- HOW TO COMPLETE THIS TASK:
Give the entries below again, word for word, and leave out the images.

(Saved data entries)
# # # # # # #

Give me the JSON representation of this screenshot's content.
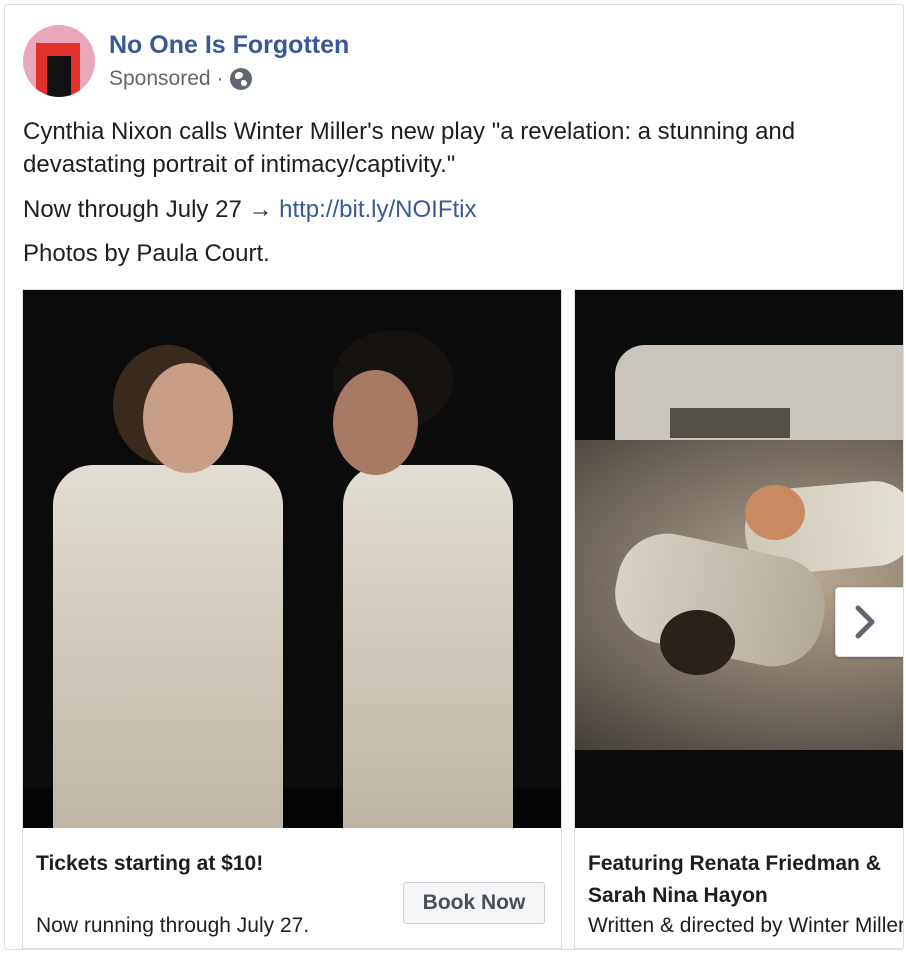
{
  "post": {
    "page_name": "No One Is Forgotten",
    "sponsored_label": "Sponsored",
    "separator": "·",
    "audience_icon": "globe-icon",
    "text_line1": "Cynthia Nixon calls Winter Miller's new play \"a revelation: a stunning and devastating portrait of intimacy/captivity.\"",
    "text_line2_prefix": "Now through July 27 → ",
    "text_line2_link": "http://bit.ly/NOIFtix",
    "text_line3": "Photos by Paula Court."
  },
  "carousel": {
    "cards": [
      {
        "title": "Tickets starting at $10!",
        "description": "Now running through July 27.",
        "cta": "Book Now"
      },
      {
        "title": "Featuring Renata Friedman & Sarah Nina Hayon",
        "description": "Written & directed by Winter Miller"
      }
    ],
    "next_icon": "chevron-right-icon"
  },
  "colors": {
    "link": "#385898",
    "text": "#1c1e21",
    "muted": "#606770",
    "border": "#dddfe2"
  }
}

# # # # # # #

- WORKED SOLUTION:
Give me the JSON representation of this screenshot's content.
{
  "post": {
    "page_name": "No One Is Forgotten",
    "sponsored_label": "Sponsored",
    "separator": "·",
    "audience_icon": "globe-icon",
    "text_line1": "Cynthia Nixon calls Winter Miller's new play \"a revelation: a stunning and devastating portrait of intimacy/captivity.\"",
    "text_line2_prefix": "Now through July 27 → ",
    "text_line2_link": "http://bit.ly/NOIFtix",
    "text_line3": "Photos by Paula Court."
  },
  "carousel": {
    "cards": [
      {
        "title": "Tickets starting at $10!",
        "description": "Now running through July 27.",
        "cta": "Book Now"
      },
      {
        "title": "Featuring Renata Friedman & Sarah Nina Hayon",
        "description": "Written & directed by Winter Miller"
      }
    ],
    "next_icon": "chevron-right-icon"
  },
  "colors": {
    "link": "#385898",
    "text": "#1c1e21",
    "muted": "#606770",
    "border": "#dddfe2"
  }
}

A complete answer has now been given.